When counting, include every line of the data that holds "JSON", then state the total alone.

--- START ---

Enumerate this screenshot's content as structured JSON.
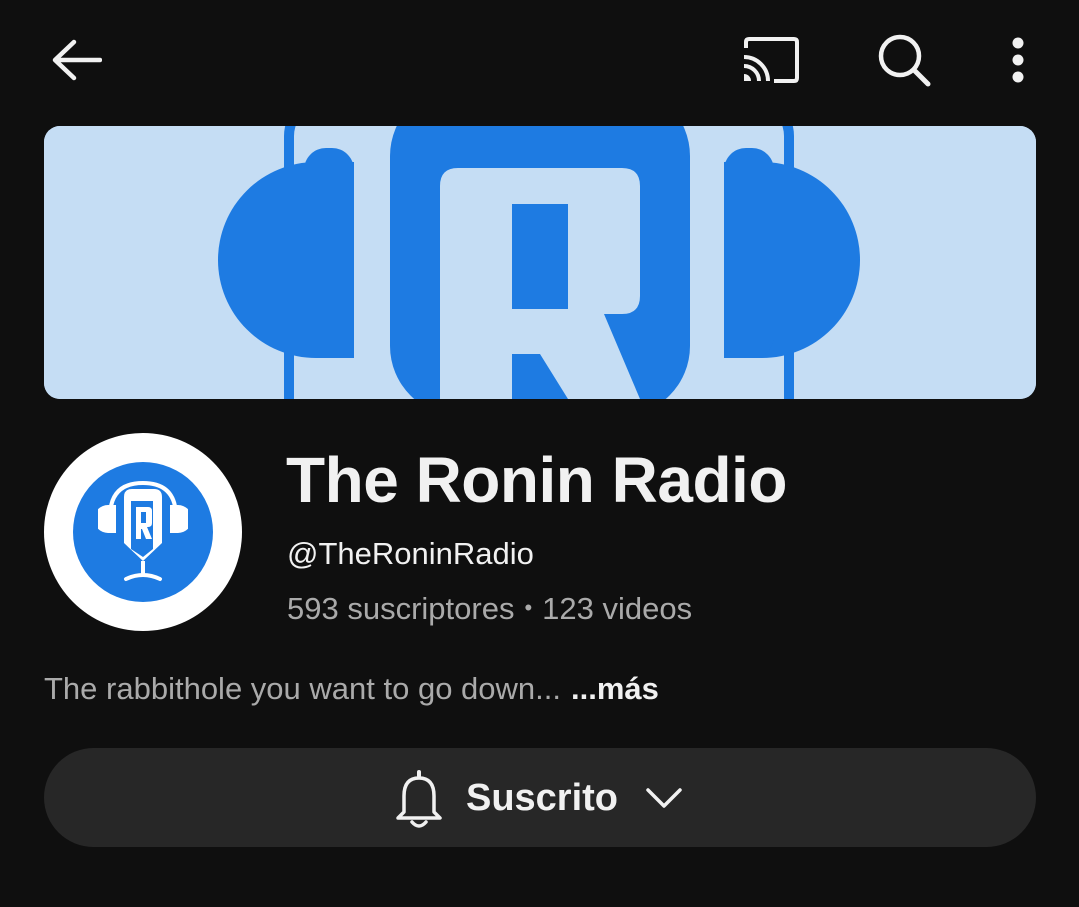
{
  "topbar": {
    "icons": [
      "back-arrow-icon",
      "cast-icon",
      "search-icon",
      "more-vert-icon"
    ]
  },
  "banner": {
    "colors": {
      "background": "#c5ddf4",
      "brand": "#1e7be2"
    },
    "logo_letter": "R"
  },
  "channel": {
    "name": "The Ronin Radio",
    "handle": "@TheRoninRadio",
    "subscribers": "593 suscriptores",
    "separator": "•",
    "videos": "123 videos",
    "description": "The rabbithole you want to go down...",
    "more_label": "...más"
  },
  "subscribe": {
    "label": "Suscrito",
    "icon": "bell-icon",
    "dropdown_icon": "chevron-down-icon"
  },
  "theme": {
    "background": "#0f0f0f",
    "button_bg": "#272727",
    "text_primary": "#f1f1f1",
    "text_secondary": "#aaaaaa"
  }
}
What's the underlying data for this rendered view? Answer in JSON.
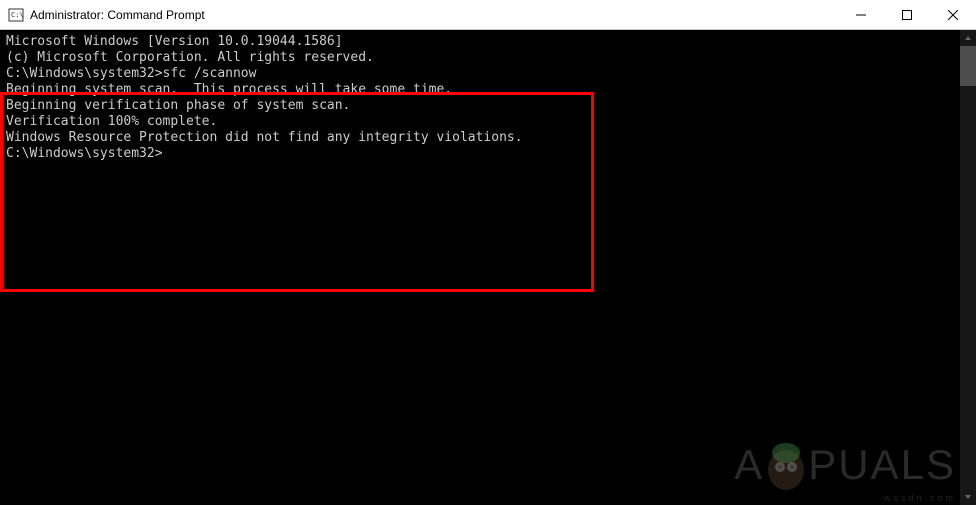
{
  "titlebar": {
    "title": "Administrator: Command Prompt"
  },
  "terminal": {
    "line1": "Microsoft Windows [Version 10.0.19044.1586]",
    "line2": "(c) Microsoft Corporation. All rights reserved.",
    "blank1": "",
    "prompt1": "C:\\Windows\\system32>sfc /scannow",
    "blank2": "",
    "line3": "Beginning system scan.  This process will take some time.",
    "blank3": "",
    "line4": "Beginning verification phase of system scan.",
    "line5": "Verification 100% complete.",
    "blank4": "",
    "line6": "Windows Resource Protection did not find any integrity violations.",
    "blank5": "",
    "prompt2": "C:\\Windows\\system32>"
  },
  "watermark": {
    "text_before": "A",
    "text_after": "PUALS",
    "subtext": "wssdn.com"
  }
}
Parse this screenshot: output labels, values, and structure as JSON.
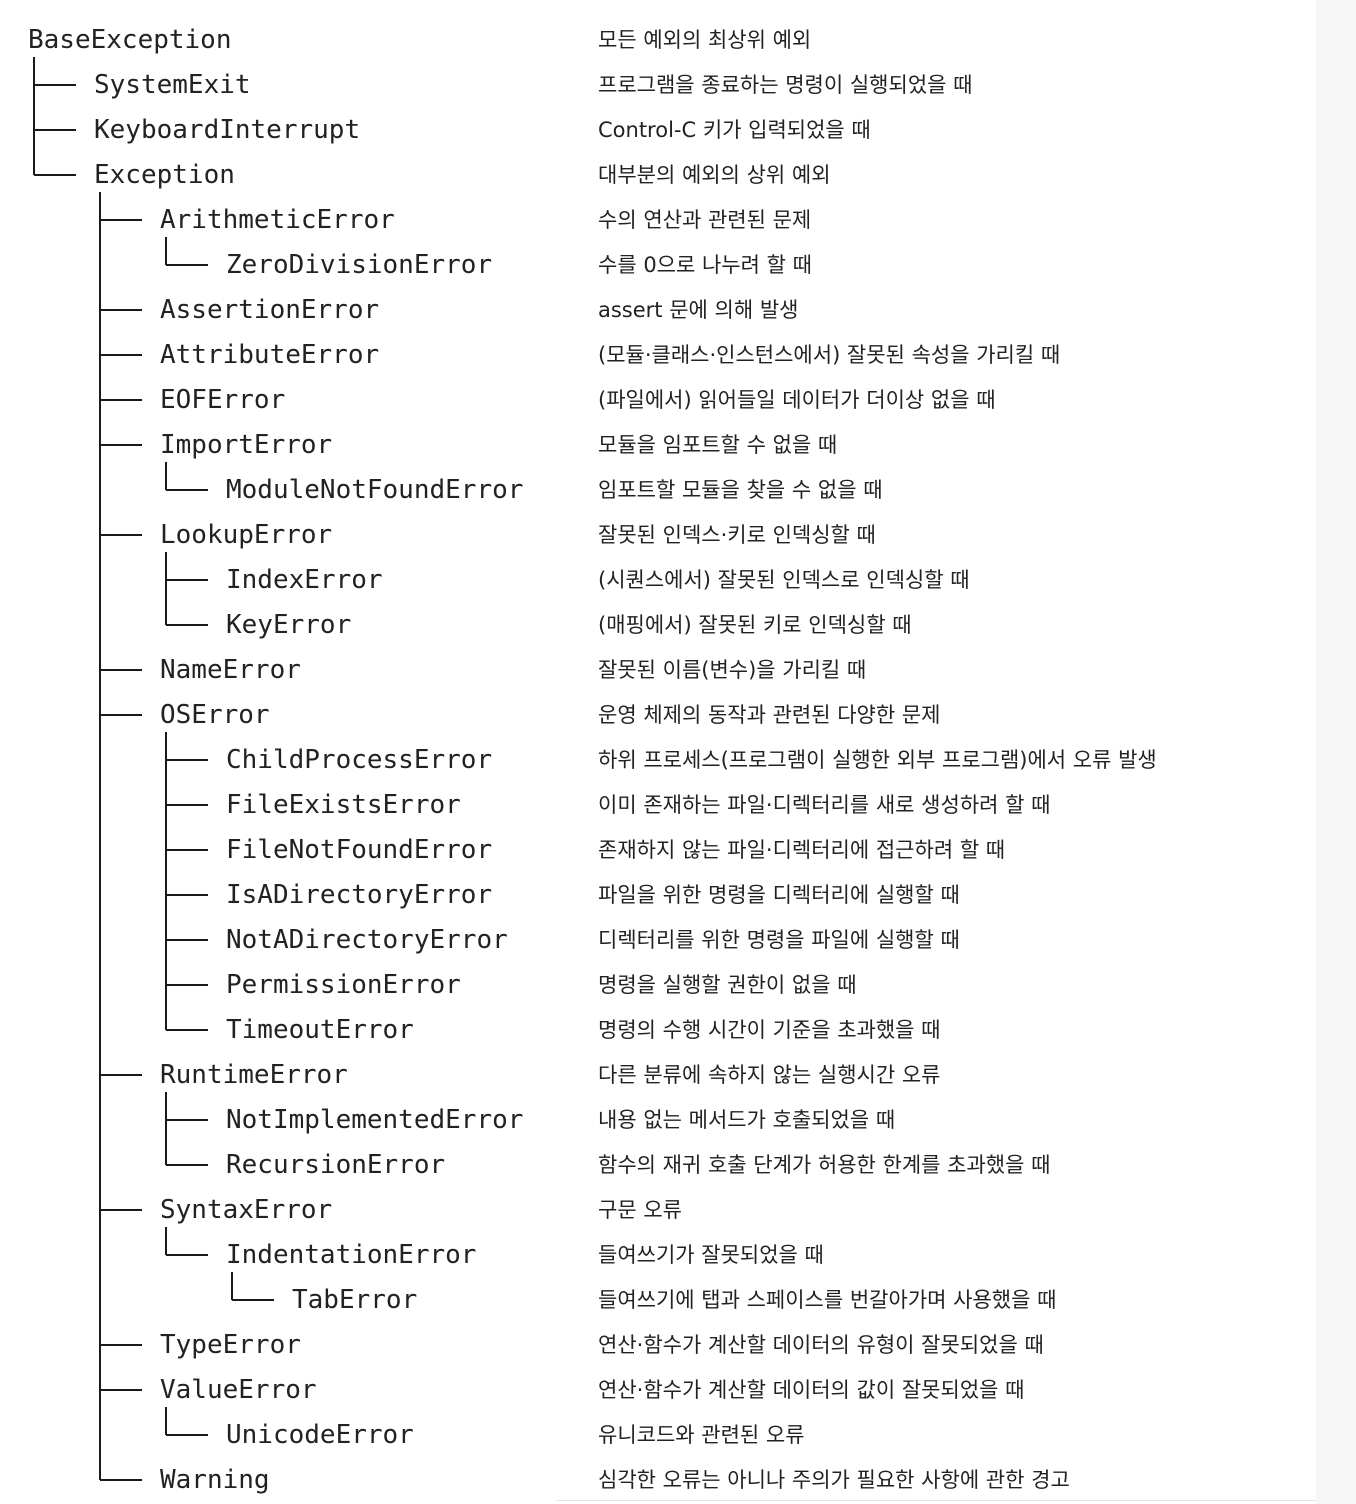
{
  "hierarchy": [
    {
      "name": "BaseException",
      "desc": "모든 예외의 최상위 예외",
      "depth": 0,
      "last": true
    },
    {
      "name": "SystemExit",
      "desc": "프로그램을 종료하는 명령이 실행되었을 때",
      "depth": 1,
      "last": false
    },
    {
      "name": "KeyboardInterrupt",
      "desc": "Control-C 키가 입력되었을 때",
      "depth": 1,
      "last": false
    },
    {
      "name": "Exception",
      "desc": "대부분의 예외의 상위 예외",
      "depth": 1,
      "last": true
    },
    {
      "name": "ArithmeticError",
      "desc": "수의 연산과 관련된 문제",
      "depth": 2,
      "last": false
    },
    {
      "name": "ZeroDivisionError",
      "desc": "수를 0으로 나누려 할 때",
      "depth": 3,
      "last": true
    },
    {
      "name": "AssertionError",
      "desc": "assert 문에 의해 발생",
      "depth": 2,
      "last": false
    },
    {
      "name": "AttributeError",
      "desc": "(모듈·클래스·인스턴스에서) 잘못된 속성을 가리킬 때",
      "depth": 2,
      "last": false
    },
    {
      "name": "EOFError",
      "desc": "(파일에서) 읽어들일 데이터가 더이상 없을 때",
      "depth": 2,
      "last": false
    },
    {
      "name": "ImportError",
      "desc": "모듈을 임포트할 수 없을 때",
      "depth": 2,
      "last": false
    },
    {
      "name": "ModuleNotFoundError",
      "desc": "임포트할 모듈을 찾을 수 없을 때",
      "depth": 3,
      "last": true
    },
    {
      "name": "LookupError",
      "desc": "잘못된 인덱스·키로 인덱싱할 때",
      "depth": 2,
      "last": false
    },
    {
      "name": "IndexError",
      "desc": "(시퀀스에서) 잘못된 인덱스로 인덱싱할 때",
      "depth": 3,
      "last": false
    },
    {
      "name": "KeyError",
      "desc": "(매핑에서) 잘못된 키로 인덱싱할 때",
      "depth": 3,
      "last": true
    },
    {
      "name": "NameError",
      "desc": "잘못된 이름(변수)을 가리킬 때",
      "depth": 2,
      "last": false
    },
    {
      "name": "OSError",
      "desc": "운영 체제의 동작과 관련된 다양한 문제",
      "depth": 2,
      "last": false
    },
    {
      "name": "ChildProcessError",
      "desc": "하위 프로세스(프로그램이 실행한 외부 프로그램)에서 오류 발생",
      "depth": 3,
      "last": false
    },
    {
      "name": "FileExistsError",
      "desc": "이미 존재하는 파일·디렉터리를 새로 생성하려 할 때",
      "depth": 3,
      "last": false
    },
    {
      "name": "FileNotFoundError",
      "desc": "존재하지 않는 파일·디렉터리에 접근하려 할 때",
      "depth": 3,
      "last": false
    },
    {
      "name": "IsADirectoryError",
      "desc": "파일을 위한 명령을 디렉터리에 실행할 때",
      "depth": 3,
      "last": false
    },
    {
      "name": "NotADirectoryError",
      "desc": "디렉터리를 위한 명령을 파일에 실행할 때",
      "depth": 3,
      "last": false
    },
    {
      "name": "PermissionError",
      "desc": "명령을 실행할 권한이 없을 때",
      "depth": 3,
      "last": false
    },
    {
      "name": "TimeoutError",
      "desc": "명령의 수행 시간이 기준을 초과했을 때",
      "depth": 3,
      "last": true
    },
    {
      "name": "RuntimeError",
      "desc": "다른 분류에 속하지 않는 실행시간 오류",
      "depth": 2,
      "last": false
    },
    {
      "name": "NotImplementedError",
      "desc": "내용 없는 메서드가 호출되었을 때",
      "depth": 3,
      "last": false
    },
    {
      "name": "RecursionError",
      "desc": "함수의 재귀 호출 단계가 허용한 한계를 초과했을 때",
      "depth": 3,
      "last": true
    },
    {
      "name": "SyntaxError",
      "desc": "구문 오류",
      "depth": 2,
      "last": false
    },
    {
      "name": "IndentationError",
      "desc": "들여쓰기가 잘못되었을 때",
      "depth": 3,
      "last": true
    },
    {
      "name": "TabError",
      "desc": "들여쓰기에 탭과 스페이스를 번갈아가며 사용했을 때",
      "depth": 4,
      "last": true
    },
    {
      "name": "TypeError",
      "desc": "연산·함수가 계산할 데이터의 유형이 잘못되었을 때",
      "depth": 2,
      "last": false
    },
    {
      "name": "ValueError",
      "desc": "연산·함수가 계산할 데이터의 값이 잘못되었을 때",
      "depth": 2,
      "last": false
    },
    {
      "name": "UnicodeError",
      "desc": "유니코드와 관련된 오류",
      "depth": 3,
      "last": true
    },
    {
      "name": "Warning",
      "desc": "심각한 오류는 아니나 주의가 필요한 사항에 관한 경고",
      "depth": 2,
      "last": true
    }
  ]
}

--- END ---

> _SOLUTION TO THIS EXERCISE_
3